Viggo Mortensen Sees A Connection Between His First Two David Cronenberg Films

Sometimes, it takes a little while for a director to find their latest muse. David Cronenberg worked with many leading men throughout the 20th century — Jeff Goldblum, Jeremy Irons, James Spader — but since 2005, his go-to star has been Viggo Mortensen.

The director and actor pair have made four films together. Their first was "A History of Violence," a tale of murder infesting small town America à la the Hitchcock classic "Shadow of a Doubt." Next came "Eastern Promises," a Russian gangster drama set in London. Mortensen was just a supporting player in "A Dangerous Method," playing Sigmund Freud opposite Michael Fassbender as Carl Jung and Keira Knightly as Sabina Spielrein. For their latest collaboration "Crimes of the Future," released in 2022, Cronenberg went back to his body horror roots. Mortensen plays Saul Tenser, a man who spontaneously grows new organs and has his partner Caprice (Léa Seydoux) surgically remove the aberrant organs in avant-garde art shows.

"Crimes of the Future" is a tonal swing from Cronenberg and Mortensen's previous films, which were all down-to-earth by the director's standards. In fact, Mortensen believes that his characters from "A History of Violence" and "Eastern Promises," while different in many ways, have one thing in common.
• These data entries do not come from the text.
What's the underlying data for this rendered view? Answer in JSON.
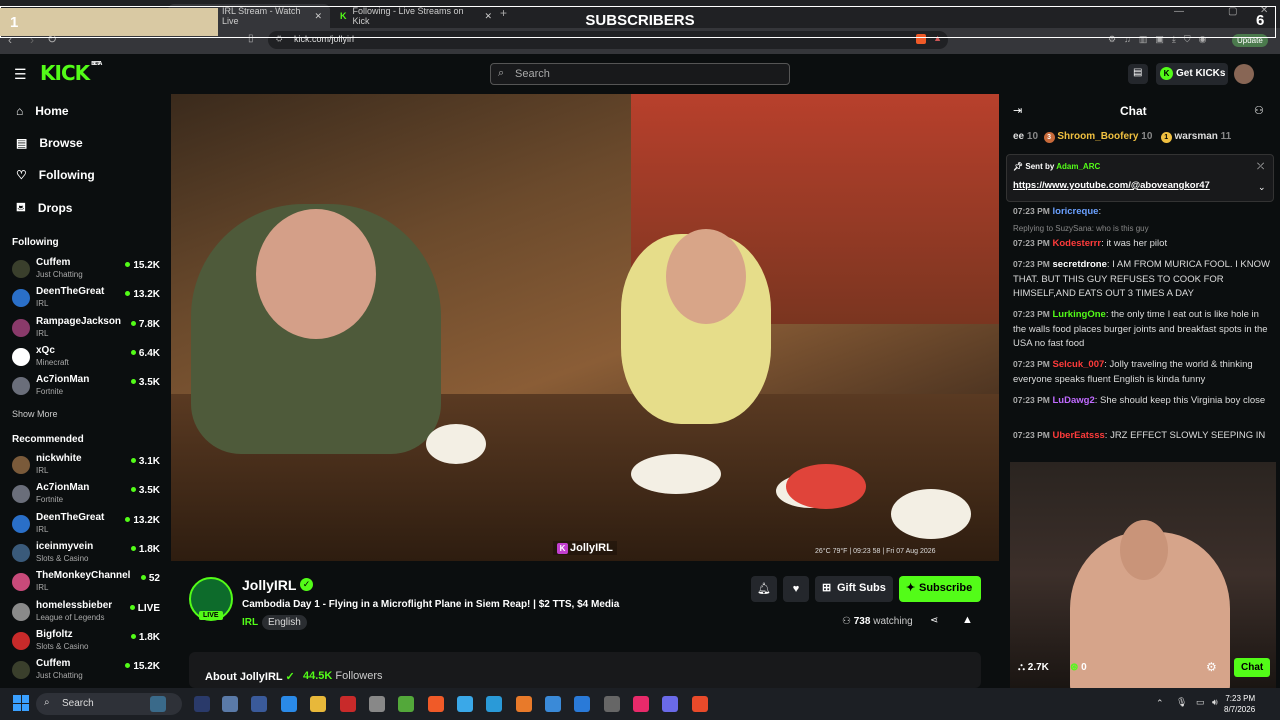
{
  "overlay": {
    "left_value": "1",
    "title": "SUBSCRIBERS",
    "right_value": "6"
  },
  "browser": {
    "tabs": [
      {
        "label": "IRL Stream - Watch Live"
      },
      {
        "label": "Following - Live Streams on Kick"
      }
    ],
    "url": "kick.com/jollyirl",
    "update_label": "Update"
  },
  "kick": {
    "logo": "KICK",
    "logo_sup": "BETA",
    "search_placeholder": "Search",
    "get_kicks": "Get KICKs"
  },
  "sidebar": {
    "nav": [
      {
        "label": "Home",
        "icon": "home-icon"
      },
      {
        "label": "Browse",
        "icon": "browse-icon"
      },
      {
        "label": "Following",
        "icon": "heart-icon"
      },
      {
        "label": "Drops",
        "icon": "drops-icon"
      }
    ],
    "following_label": "Following",
    "following": [
      {
        "name": "Cuffem",
        "category": "Just Chatting",
        "viewers": "15.2K",
        "color": "#3a3f2c"
      },
      {
        "name": "DeenTheGreat",
        "category": "IRL",
        "viewers": "13.2K",
        "color": "#2a6fc8"
      },
      {
        "name": "RampageJackson",
        "category": "IRL",
        "viewers": "7.8K",
        "color": "#8a3a6a"
      },
      {
        "name": "xQc",
        "category": "Minecraft",
        "viewers": "6.4K",
        "color": "#ffffff"
      },
      {
        "name": "Ac7ionMan",
        "category": "Fortnite",
        "viewers": "3.5K",
        "color": "#6a6e7a"
      }
    ],
    "show_more": "Show More",
    "recommended_label": "Recommended",
    "recommended": [
      {
        "name": "nickwhite",
        "category": "IRL",
        "viewers": "3.1K",
        "color": "#7a5a3a"
      },
      {
        "name": "Ac7ionMan",
        "category": "Fortnite",
        "viewers": "3.5K",
        "color": "#6a6e7a"
      },
      {
        "name": "DeenTheGreat",
        "category": "IRL",
        "viewers": "13.2K",
        "color": "#2a6fc8"
      },
      {
        "name": "iceinmyvein",
        "category": "Slots & Casino",
        "viewers": "1.8K",
        "color": "#3a5a7a"
      },
      {
        "name": "TheMonkeyChannel",
        "category": "IRL",
        "viewers": "52",
        "color": "#c84a7a"
      },
      {
        "name": "homelessbieber",
        "category": "League of Legends",
        "viewers": "LIVE",
        "color": "#8a8a8a"
      },
      {
        "name": "Bigfoltz",
        "category": "Slots & Casino",
        "viewers": "1.8K",
        "color": "#c82a2a"
      },
      {
        "name": "Cuffem",
        "category": "Just Chatting",
        "viewers": "15.2K",
        "color": "#3a3f2c"
      }
    ]
  },
  "video": {
    "tag": "JollyIRL",
    "info": "26°C  79°F  |  09:23 58  |  Fri 07 Aug 2026"
  },
  "channel": {
    "name": "JollyIRL",
    "live_badge": "LIVE",
    "title": "Cambodia Day 1 - Flying in a Microflight Plane in Siem Reap! | $2 TTS, $4 Media",
    "category": "IRL",
    "language": "English",
    "gift_subs": "Gift Subs",
    "subscribe": "Subscribe",
    "watching_count": "738",
    "watching_label": "watching",
    "about_label": "About JollyIRL",
    "followers_count": "44.5K",
    "followers_label": "Followers"
  },
  "chat": {
    "title": "Chat",
    "leaderboard": [
      {
        "rank": "",
        "name": "ee",
        "count": "10"
      },
      {
        "rank": "3",
        "name": "Shroom_Boofery",
        "count": "10"
      },
      {
        "rank": "1",
        "name": "warsman",
        "count": "11"
      }
    ],
    "pinned": {
      "sent_by_label": "Sent by",
      "user": "Adam_ARC",
      "link": "https://www.youtube.com/@aboveangkor47"
    },
    "messages": [
      {
        "time": "07:23 PM",
        "user": "loricreque",
        "color": "#6aa0ff",
        "text": ""
      },
      {
        "reply": "Replying to SuzySana: who is this guy"
      },
      {
        "time": "07:23 PM",
        "user": "Kodesterrr",
        "color": "#ff3b3b",
        "text": "it was her pilot"
      },
      {
        "time": "07:23 PM",
        "user": "secretdrone",
        "color": "#ffffff",
        "text": "I AM FROM MURICA FOOL. I KNOW THAT. BUT THIS GUY REFUSES TO COOK FOR HIMSELF,AND EATS OUT 3 TIMES A DAY"
      },
      {
        "time": "07:23 PM",
        "user": "LurkingOne",
        "color": "#53fc18",
        "text": "the only time I eat out is like hole in the walls food places burger joints and breakfast spots in the USA no fast food"
      },
      {
        "time": "07:23 PM",
        "user": "Selcuk_007",
        "color": "#ff3b3b",
        "text": "Jolly traveling the world & thinking everyone speaks fluent English is kinda funny"
      },
      {
        "time": "07:23 PM",
        "user": "LuDawg2",
        "color": "#c06bff",
        "text": "She should keep this Virginia boy close"
      },
      {
        "time": "07:23 PM",
        "user": "UberEatsss",
        "color": "#ff3b3b",
        "text": "JRZ EFFECT SLOWLY SEEPING IN"
      }
    ],
    "points": "2.7K",
    "kicks": "0",
    "chat_button": "Chat"
  },
  "taskbar": {
    "search": "Search",
    "time": "7:23 PM",
    "date": "8/7/2026"
  }
}
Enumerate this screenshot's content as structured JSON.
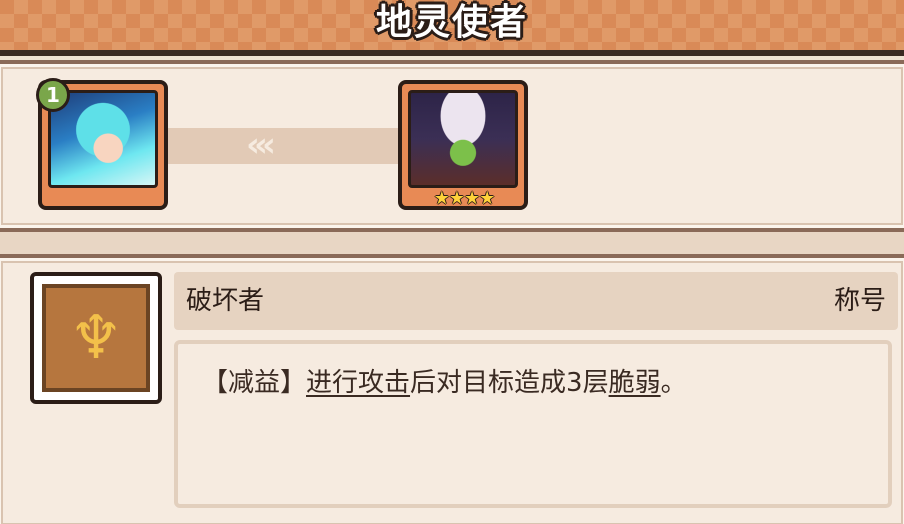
{
  "header": {
    "title": "地灵使者"
  },
  "evolution": {
    "from": {
      "level_badge": "1"
    },
    "arrows": "‹‹‹",
    "to": {
      "stars": "★★★★"
    }
  },
  "skill": {
    "icon": "golden-jellyfish-icon",
    "name": "破坏者",
    "tag": "称号",
    "description": {
      "prefix": "【减益】",
      "kw1": "进行攻击",
      "mid": "后对目标造成3层",
      "kw2": "脆弱",
      "suffix": "。"
    }
  },
  "colors": {
    "header_bg": "#d98a57",
    "panel_bg": "#f6ebe0",
    "badge_green": "#7aa64a",
    "star_yellow": "#ffd23a"
  }
}
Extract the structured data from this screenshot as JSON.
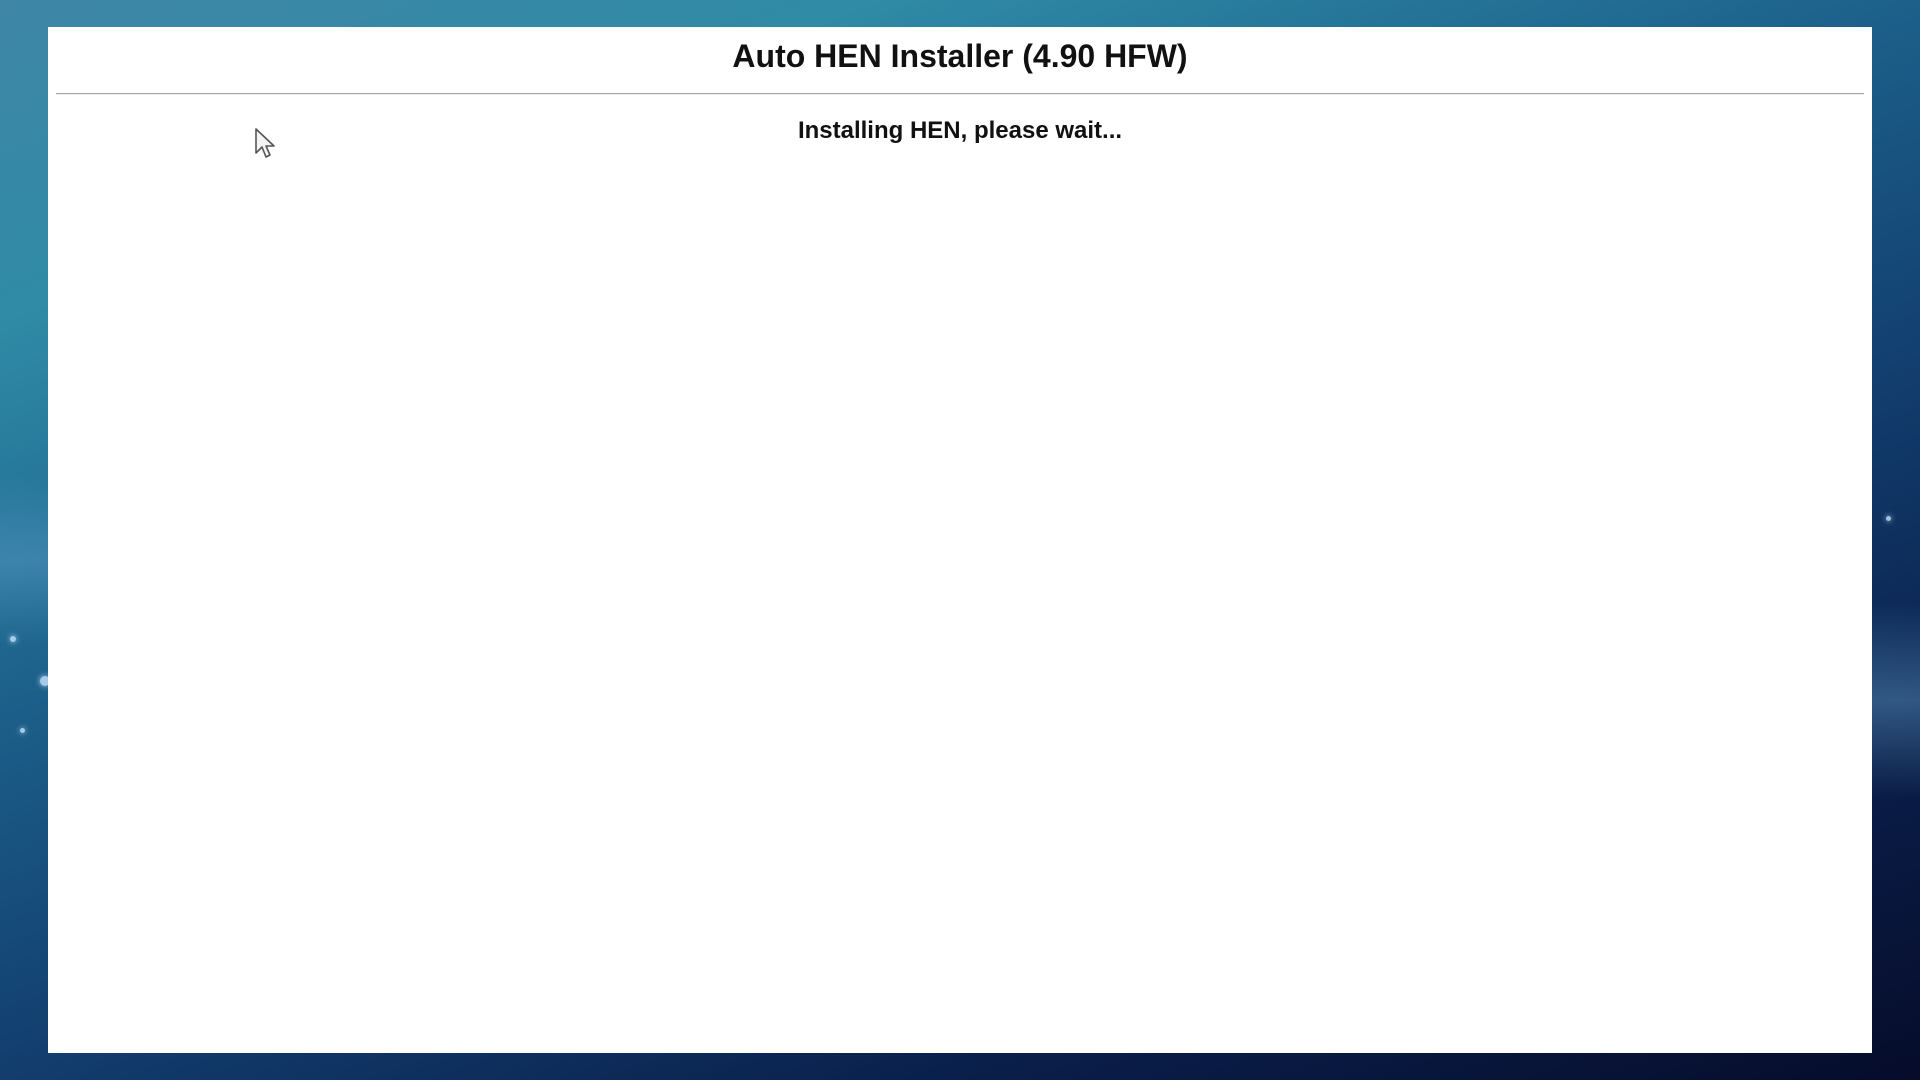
{
  "page": {
    "title": "Auto HEN Installer (4.90 HFW)",
    "status": "Installing HEN, please wait..."
  },
  "icons": {
    "cursor": "mouse-pointer-arrow-icon"
  },
  "colors": {
    "page_background": "#ffffff",
    "text": "#111111",
    "rule": "#a9a9a9",
    "desktop_top": "#3f86a6",
    "desktop_bottom": "#060c2a"
  }
}
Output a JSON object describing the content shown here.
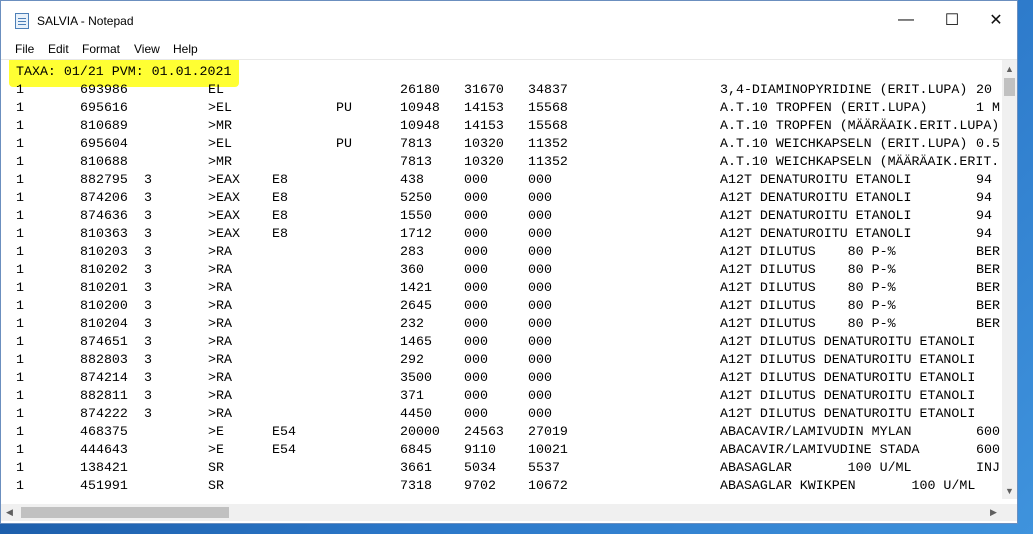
{
  "window": {
    "title": "SALVIA - Notepad",
    "controls": {
      "minimize": "—",
      "maximize": "☐",
      "close": "✕"
    }
  },
  "menu": [
    "File",
    "Edit",
    "Format",
    "View",
    "Help"
  ],
  "header_line": "TAXA: 01/21 PVM: 01.01.2021",
  "columns": [
    "c1",
    "c2",
    "c3",
    "c4",
    "c5",
    "c6",
    "c7",
    "c8",
    "c9",
    "c10",
    "c11"
  ],
  "rows": [
    [
      "1",
      "693986",
      "",
      "EL",
      "",
      "",
      "26180",
      "31670",
      "34837",
      "3,4-DIAMINOPYRIDINE (ERIT.LUPA)",
      "20"
    ],
    [
      "1",
      "695616",
      "",
      ">EL",
      "",
      "PU",
      "10948",
      "14153",
      "15568",
      "A.T.10 TROPFEN (ERIT.LUPA)",
      "1 M"
    ],
    [
      "1",
      "810689",
      "",
      ">MR",
      "",
      "",
      "10948",
      "14153",
      "15568",
      "A.T.10 TROPFEN (MÄÄRÄAIK.ERIT.LUPA)",
      ""
    ],
    [
      "1",
      "695604",
      "",
      ">EL",
      "",
      "PU",
      "7813",
      "10320",
      "11352",
      "A.T.10 WEICHKAPSELN (ERIT.LUPA)",
      "0.5"
    ],
    [
      "1",
      "810688",
      "",
      ">MR",
      "",
      "",
      "7813",
      "10320",
      "11352",
      "A.T.10 WEICHKAPSELN (MÄÄRÄAIK.ERIT.",
      ""
    ],
    [
      "1",
      "882795",
      "3",
      ">EAX",
      "E8",
      "",
      "438",
      "000",
      "000",
      "A12T DENATUROITU ETANOLI",
      "94"
    ],
    [
      "1",
      "874206",
      "3",
      ">EAX",
      "E8",
      "",
      "5250",
      "000",
      "000",
      "A12T DENATUROITU ETANOLI",
      "94"
    ],
    [
      "1",
      "874636",
      "3",
      ">EAX",
      "E8",
      "",
      "1550",
      "000",
      "000",
      "A12T DENATUROITU ETANOLI",
      "94"
    ],
    [
      "1",
      "810363",
      "3",
      ">EAX",
      "E8",
      "",
      "1712",
      "000",
      "000",
      "A12T DENATUROITU ETANOLI",
      "94"
    ],
    [
      "1",
      "810203",
      "3",
      ">RA",
      "",
      "",
      "283",
      "000",
      "000",
      "A12T DILUTUS    80 P-%",
      "BER"
    ],
    [
      "1",
      "810202",
      "3",
      ">RA",
      "",
      "",
      "360",
      "000",
      "000",
      "A12T DILUTUS    80 P-%",
      "BER"
    ],
    [
      "1",
      "810201",
      "3",
      ">RA",
      "",
      "",
      "1421",
      "000",
      "000",
      "A12T DILUTUS    80 P-%",
      "BER"
    ],
    [
      "1",
      "810200",
      "3",
      ">RA",
      "",
      "",
      "2645",
      "000",
      "000",
      "A12T DILUTUS    80 P-%",
      "BER"
    ],
    [
      "1",
      "810204",
      "3",
      ">RA",
      "",
      "",
      "232",
      "000",
      "000",
      "A12T DILUTUS    80 P-%",
      "BER"
    ],
    [
      "1",
      "874651",
      "3",
      ">RA",
      "",
      "",
      "1465",
      "000",
      "000",
      "A12T DILUTUS DENATUROITU ETANOLI",
      ""
    ],
    [
      "1",
      "882803",
      "3",
      ">RA",
      "",
      "",
      "292",
      "000",
      "000",
      "A12T DILUTUS DENATUROITU ETANOLI",
      ""
    ],
    [
      "1",
      "874214",
      "3",
      ">RA",
      "",
      "",
      "3500",
      "000",
      "000",
      "A12T DILUTUS DENATUROITU ETANOLI",
      ""
    ],
    [
      "1",
      "882811",
      "3",
      ">RA",
      "",
      "",
      "371",
      "000",
      "000",
      "A12T DILUTUS DENATUROITU ETANOLI",
      ""
    ],
    [
      "1",
      "874222",
      "3",
      ">RA",
      "",
      "",
      "4450",
      "000",
      "000",
      "A12T DILUTUS DENATUROITU ETANOLI",
      ""
    ],
    [
      "1",
      "468375",
      "",
      ">E",
      "E54",
      "",
      "20000",
      "24563",
      "27019",
      "ABACAVIR/LAMIVUDIN MYLAN",
      "600"
    ],
    [
      "1",
      "444643",
      "",
      ">E",
      "E54",
      "",
      "6845",
      "9110",
      "10021",
      "ABACAVIR/LAMIVUDINE STADA",
      "600"
    ],
    [
      "1",
      "138421",
      "",
      "SR",
      "",
      "",
      "3661",
      "5034",
      "5537",
      "ABASAGLAR       100 U/ML",
      "INJ"
    ],
    [
      "1",
      "451991",
      "",
      "SR",
      "",
      "",
      "7318",
      "9702",
      "10672",
      "ABASAGLAR KWIKPEN       100 U/ML",
      ""
    ]
  ],
  "scroll": {
    "up": "▲",
    "down": "▼",
    "left": "◀",
    "right": "▶"
  },
  "colors": {
    "highlight": "#ffff33",
    "scrollbar_thumb": "#c1c1c1"
  }
}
Two two-faced characters

In "A History of Violence," Mortensen plays Tom Stall, an Indiana family man. Unfortunately, when he becomes a hero by foiling a robbery, the attention brings Philadelphia gangsters to town. It turns out "Tom" is actually Joey Cusack, a former mobster who fled town and started over after he scarred "made man" Carl Fogarty (Ed Harris). Joey's struggles to suppress his violent urges worsen and he has to confront his vengeful brother Richie (William Hurt).

In "Eastern Promises," Mortensen is Nikolai Luzhin, a heavily tattooed Russian gangster. Nikolai is the bodyguard of Kirill (Vincent Cassel), the closeted son of local boss Semyon (Armin Mueller-Stahl). He's also not actually a mobster, but an undercover FSB agent. Things get complicated when a nurse named Anna (Naomi Watts) delivers the child of a young girl Semyon raped.

Grayer characters like Stall/Cusack and Nikolai were a real change of pace for Mortensen. He had just played Aragorn, as pure-hearted a hero as you can get, in "The Lords of the Rings." During a 2021 Q&A, Mortensen explained how a key similarity between Cusack and Nikolai led to similar demands on both his performances:

"The similarity of the two characters was that they were pretending to be something. They were not, and they both required a certain stillness trusting that the character would come across in key moments with very little gesture, physical movement, just subtle things."

Mortensen's assessment is correct. Tom Stall is an evil man trying hard to be a good one. Nikolai is a good man playing the part of a villain. Since both men were wearing invisible masks, their physicality needed to reflect that. Notice how Stall never flinches during moments of violence, not even when his son Jack (Ashton Holmes) blows Fogarty away with a shotgun.

A springboard

Mortensen observed during the "History of Violence" production that Cronenberg cared about the same details in his performance and worked to bring them out during the shoot and in editing. This meant he was comfortable working with the director again on "Eastern Promises," and he hasn't come to regret that decision yet. 

For Mortensen, the festival premieres of both films are fond memories. He recalled (via CinemaDailyUS):

"It was my first time at a big premiere of 'A History of Violence.' And while there was, it went to Cannes but then [at] TIFF, because [Toronto is Cronenberg's] hometown, it was an amazing experience. And then, 'Eastern Promises' was truly stunning. I remember being at Roy Thompson Hall, packed house, a lot of important actors [and] directors came to see what David had done or we'd all done... And it was an important springboard for 'Eastern Promises.' You know, a month or so before it's released."

Between their strong working relationship and getting to witness uproarious reception to their work firsthand, it's no wonder that Mortensen and Cronenberg have kept making movies together.